The common spice, turmeric, has been used in various types of treatments for dementia and traumatic brain injury. Research is also showing surprisingly powerful effects of turmeric on Alzheimer's disease (AD)1.
A growing body of evidence indicates that oxidative stress, free radicals, beta-amyloid plaque, metal toxicity, and abnormal inflammatory reactions contribute to AD pathology. Due to the various effects of turmeric, including antioxidant, anti-inflammatory, and lipophilic (an affinity for fats) properties, decreased amyloid plaque, metal-chelation, and decreased microglia formation, the overall memory in AD patients using turmeric in studies has improved.
In one 2013 study in particular2, older rats experienced a "remarkable restoration" of brain function when given turmeric, especially the ability of vessels in the brain to relax and allow blood to flow freely. The treated rats also experienced a reduction in reactive oxygen species (ROS), which is associated with decreased oxidative stress and cell damage.
The effects of turmeric on AD were also demonstrated in a 2012 case study3 on three patients with "very severe" manifestations of the disease: irritability, agitation, anxiety, apathy, incontinence, and wonderings. The patients were given 764 of turmeric every day for 12 weeks. The results were that "behavioral symptoms improved remarkably as a result of the turmeric treatment." In two of the tree patients, "they came to recognize their family within 1 year treatment."
Turmeric is a common spice that can be added to food. However, therapeutic levels such as the ones used in the studies are easier to obtain via turmeric-containing food supplements.
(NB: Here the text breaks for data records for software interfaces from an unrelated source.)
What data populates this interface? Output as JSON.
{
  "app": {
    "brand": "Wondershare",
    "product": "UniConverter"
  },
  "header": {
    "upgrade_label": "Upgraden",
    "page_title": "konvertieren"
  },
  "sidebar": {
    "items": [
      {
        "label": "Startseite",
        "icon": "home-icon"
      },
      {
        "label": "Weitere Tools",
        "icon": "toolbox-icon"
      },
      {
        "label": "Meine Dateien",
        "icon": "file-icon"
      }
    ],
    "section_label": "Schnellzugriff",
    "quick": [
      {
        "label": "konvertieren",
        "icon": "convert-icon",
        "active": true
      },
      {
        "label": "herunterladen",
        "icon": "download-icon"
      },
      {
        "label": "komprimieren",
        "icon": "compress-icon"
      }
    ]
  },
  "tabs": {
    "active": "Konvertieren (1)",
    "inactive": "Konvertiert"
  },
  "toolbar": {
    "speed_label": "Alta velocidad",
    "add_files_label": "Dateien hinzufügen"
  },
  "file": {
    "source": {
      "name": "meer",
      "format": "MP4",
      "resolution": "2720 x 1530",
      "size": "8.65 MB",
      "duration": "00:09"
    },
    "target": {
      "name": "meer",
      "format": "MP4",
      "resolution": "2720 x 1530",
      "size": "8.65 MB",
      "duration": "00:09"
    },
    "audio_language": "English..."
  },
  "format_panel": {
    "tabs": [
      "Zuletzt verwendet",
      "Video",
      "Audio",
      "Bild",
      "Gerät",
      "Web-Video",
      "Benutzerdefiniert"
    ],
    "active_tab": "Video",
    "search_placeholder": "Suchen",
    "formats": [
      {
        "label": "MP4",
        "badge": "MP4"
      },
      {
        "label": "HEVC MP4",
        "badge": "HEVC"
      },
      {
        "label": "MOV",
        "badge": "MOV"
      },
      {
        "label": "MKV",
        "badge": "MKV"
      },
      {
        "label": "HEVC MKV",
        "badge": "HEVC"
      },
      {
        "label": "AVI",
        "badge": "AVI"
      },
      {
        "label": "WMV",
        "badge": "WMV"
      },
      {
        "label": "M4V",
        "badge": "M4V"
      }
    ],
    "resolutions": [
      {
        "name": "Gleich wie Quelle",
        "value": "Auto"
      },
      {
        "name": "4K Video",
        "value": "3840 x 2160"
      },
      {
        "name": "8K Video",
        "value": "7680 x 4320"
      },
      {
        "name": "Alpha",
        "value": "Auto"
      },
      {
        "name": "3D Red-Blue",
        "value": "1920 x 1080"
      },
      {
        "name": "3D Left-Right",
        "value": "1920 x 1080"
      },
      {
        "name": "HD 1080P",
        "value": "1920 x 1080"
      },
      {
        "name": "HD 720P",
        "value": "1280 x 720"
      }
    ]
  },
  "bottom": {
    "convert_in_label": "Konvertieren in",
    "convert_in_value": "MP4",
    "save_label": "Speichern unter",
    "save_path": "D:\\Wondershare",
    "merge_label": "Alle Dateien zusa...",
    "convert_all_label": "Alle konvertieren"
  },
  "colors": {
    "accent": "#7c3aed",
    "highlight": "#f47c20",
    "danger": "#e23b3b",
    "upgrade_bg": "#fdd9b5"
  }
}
Additional good news is that even higher levels in supplement form are not usually expensive.
Indian Acad Neurol.
2008 Jan-Mar; 11(1): 13–19.
Physiol Biochem. 2013;32(5):1167-77. doi: 10.1159/000354516. Epub 2013 Nov 11.